WORK REQUIRED:
All of the data should be restated word for word.

RECORD SET:
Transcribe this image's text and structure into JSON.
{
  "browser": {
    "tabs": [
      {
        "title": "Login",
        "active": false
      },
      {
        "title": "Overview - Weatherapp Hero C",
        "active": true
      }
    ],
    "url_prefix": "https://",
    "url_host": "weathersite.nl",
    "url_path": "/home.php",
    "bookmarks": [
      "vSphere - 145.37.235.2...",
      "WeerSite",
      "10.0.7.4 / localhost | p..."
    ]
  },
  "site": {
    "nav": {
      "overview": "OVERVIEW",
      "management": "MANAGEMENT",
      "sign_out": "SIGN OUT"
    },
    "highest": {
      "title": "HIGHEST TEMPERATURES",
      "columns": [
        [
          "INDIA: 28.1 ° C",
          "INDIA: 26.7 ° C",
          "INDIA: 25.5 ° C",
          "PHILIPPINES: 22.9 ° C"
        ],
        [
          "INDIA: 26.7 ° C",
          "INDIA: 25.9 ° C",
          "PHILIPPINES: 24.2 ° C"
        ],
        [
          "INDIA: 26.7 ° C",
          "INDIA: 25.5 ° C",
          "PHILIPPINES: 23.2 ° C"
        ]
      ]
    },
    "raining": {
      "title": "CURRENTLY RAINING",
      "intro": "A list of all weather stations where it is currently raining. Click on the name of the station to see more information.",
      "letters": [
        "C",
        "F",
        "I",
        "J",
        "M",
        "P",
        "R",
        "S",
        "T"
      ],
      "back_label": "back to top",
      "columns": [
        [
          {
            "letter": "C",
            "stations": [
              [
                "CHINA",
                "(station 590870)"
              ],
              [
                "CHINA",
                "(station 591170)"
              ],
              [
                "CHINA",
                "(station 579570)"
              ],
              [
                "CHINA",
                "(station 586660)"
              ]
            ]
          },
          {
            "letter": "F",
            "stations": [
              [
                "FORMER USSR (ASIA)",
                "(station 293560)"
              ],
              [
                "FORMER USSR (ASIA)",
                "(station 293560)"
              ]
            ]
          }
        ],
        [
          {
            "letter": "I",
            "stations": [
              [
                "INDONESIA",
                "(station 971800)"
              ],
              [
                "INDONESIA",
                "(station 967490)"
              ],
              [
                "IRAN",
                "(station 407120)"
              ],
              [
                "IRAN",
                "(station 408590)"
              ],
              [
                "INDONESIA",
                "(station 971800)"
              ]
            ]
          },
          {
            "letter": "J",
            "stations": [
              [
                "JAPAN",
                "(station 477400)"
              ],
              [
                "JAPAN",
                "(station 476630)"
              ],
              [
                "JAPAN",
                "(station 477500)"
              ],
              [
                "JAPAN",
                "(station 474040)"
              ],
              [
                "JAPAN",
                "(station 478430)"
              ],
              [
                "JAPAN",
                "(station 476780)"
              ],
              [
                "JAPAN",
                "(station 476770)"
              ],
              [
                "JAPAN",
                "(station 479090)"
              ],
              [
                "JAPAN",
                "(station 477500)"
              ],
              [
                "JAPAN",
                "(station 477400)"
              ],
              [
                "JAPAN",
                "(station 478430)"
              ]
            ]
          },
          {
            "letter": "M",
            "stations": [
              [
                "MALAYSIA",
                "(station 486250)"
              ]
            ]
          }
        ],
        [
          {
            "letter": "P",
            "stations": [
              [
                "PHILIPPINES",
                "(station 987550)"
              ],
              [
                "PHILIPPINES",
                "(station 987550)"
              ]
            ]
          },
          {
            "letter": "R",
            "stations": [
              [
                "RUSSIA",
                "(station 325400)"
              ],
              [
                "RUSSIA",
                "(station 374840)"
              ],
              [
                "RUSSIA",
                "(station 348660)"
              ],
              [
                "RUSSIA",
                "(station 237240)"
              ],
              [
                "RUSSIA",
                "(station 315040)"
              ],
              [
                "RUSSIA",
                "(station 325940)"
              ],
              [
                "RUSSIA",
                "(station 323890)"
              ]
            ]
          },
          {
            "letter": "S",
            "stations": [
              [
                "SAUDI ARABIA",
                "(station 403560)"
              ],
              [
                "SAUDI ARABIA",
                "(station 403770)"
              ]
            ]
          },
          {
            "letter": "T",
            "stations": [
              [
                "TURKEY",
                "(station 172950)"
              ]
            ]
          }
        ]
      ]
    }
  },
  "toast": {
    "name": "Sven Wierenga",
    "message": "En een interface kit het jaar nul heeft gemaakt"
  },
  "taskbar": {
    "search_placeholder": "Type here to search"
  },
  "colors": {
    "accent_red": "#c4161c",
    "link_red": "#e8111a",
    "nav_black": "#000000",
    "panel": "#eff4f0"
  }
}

REPLY:
Transcribe this image's text and structure into JSON.
{
  "browser": {
    "tabs": [
      {
        "title": "Login",
        "active": false
      },
      {
        "title": "Overview - Weatherapp Hero C",
        "active": true
      }
    ],
    "url_prefix": "https://",
    "url_host": "weathersite.nl",
    "url_path": "/home.php",
    "bookmarks": [
      "vSphere - 145.37.235.2...",
      "WeerSite",
      "10.0.7.4 / localhost | p..."
    ]
  },
  "site": {
    "nav": {
      "overview": "OVERVIEW",
      "management": "MANAGEMENT",
      "sign_out": "SIGN OUT"
    },
    "highest": {
      "title": "HIGHEST TEMPERATURES",
      "columns": [
        [
          "INDIA: 28.1 ° C",
          "INDIA: 26.7 ° C",
          "INDIA: 25.5 ° C",
          "PHILIPPINES: 22.9 ° C"
        ],
        [
          "INDIA: 26.7 ° C",
          "INDIA: 25.9 ° C",
          "PHILIPPINES: 24.2 ° C"
        ],
        [
          "INDIA: 26.7 ° C",
          "INDIA: 25.5 ° C",
          "PHILIPPINES: 23.2 ° C"
        ]
      ]
    },
    "raining": {
      "title": "CURRENTLY RAINING",
      "intro": "A list of all weather stations where it is currently raining. Click on the name of the station to see more information.",
      "letters": [
        "C",
        "F",
        "I",
        "J",
        "M",
        "P",
        "R",
        "S",
        "T"
      ],
      "back_label": "back to top",
      "columns": [
        [
          {
            "letter": "C",
            "stations": [
              [
                "CHINA",
                "(station 590870)"
              ],
              [
                "CHINA",
                "(station 591170)"
              ],
              [
                "CHINA",
                "(station 579570)"
              ],
              [
                "CHINA",
                "(station 586660)"
              ]
            ]
          },
          {
            "letter": "F",
            "stations": [
              [
                "FORMER USSR (ASIA)",
                "(station 293560)"
              ],
              [
                "FORMER USSR (ASIA)",
                "(station 293560)"
              ]
            ]
          }
        ],
        [
          {
            "letter": "I",
            "stations": [
              [
                "INDONESIA",
                "(station 971800)"
              ],
              [
                "INDONESIA",
                "(station 967490)"
              ],
              [
                "IRAN",
                "(station 407120)"
              ],
              [
                "IRAN",
                "(station 408590)"
              ],
              [
                "INDONESIA",
                "(station 971800)"
              ]
            ]
          },
          {
            "letter": "J",
            "stations": [
              [
                "JAPAN",
                "(station 477400)"
              ],
              [
                "JAPAN",
                "(station 476630)"
              ],
              [
                "JAPAN",
                "(station 477500)"
              ],
              [
                "JAPAN",
                "(station 474040)"
              ],
              [
                "JAPAN",
                "(station 478430)"
              ],
              [
                "JAPAN",
                "(station 476780)"
              ],
              [
                "JAPAN",
                "(station 476770)"
              ],
              [
                "JAPAN",
                "(station 479090)"
              ],
              [
                "JAPAN",
                "(station 477500)"
              ],
              [
                "JAPAN",
                "(station 477400)"
              ],
              [
                "JAPAN",
                "(station 478430)"
              ]
            ]
          },
          {
            "letter": "M",
            "stations": [
              [
                "MALAYSIA",
                "(station 486250)"
              ]
            ]
          }
        ],
        [
          {
            "letter": "P",
            "stations": [
              [
                "PHILIPPINES",
                "(station 987550)"
              ],
              [
                "PHILIPPINES",
                "(station 987550)"
              ]
            ]
          },
          {
            "letter": "R",
            "stations": [
              [
                "RUSSIA",
                "(station 325400)"
              ],
              [
                "RUSSIA",
                "(station 374840)"
              ],
              [
                "RUSSIA",
                "(station 348660)"
              ],
              [
                "RUSSIA",
                "(station 237240)"
              ],
              [
                "RUSSIA",
                "(station 315040)"
              ],
              [
                "RUSSIA",
                "(station 325940)"
              ],
              [
                "RUSSIA",
                "(station 323890)"
              ]
            ]
          },
          {
            "letter": "S",
            "stations": [
              [
                "SAUDI ARABIA",
                "(station 403560)"
              ],
              [
                "SAUDI ARABIA",
                "(station 403770)"
              ]
            ]
          },
          {
            "letter": "T",
            "stations": [
              [
                "TURKEY",
                "(station 172950)"
              ]
            ]
          }
        ]
      ]
    }
  },
  "toast": {
    "name": "Sven Wierenga",
    "message": "En een interface kit het jaar nul heeft gemaakt"
  },
  "taskbar": {
    "search_placeholder": "Type here to search"
  },
  "colors": {
    "accent_red": "#c4161c",
    "link_red": "#e8111a",
    "nav_black": "#000000",
    "panel": "#eff4f0"
  }
}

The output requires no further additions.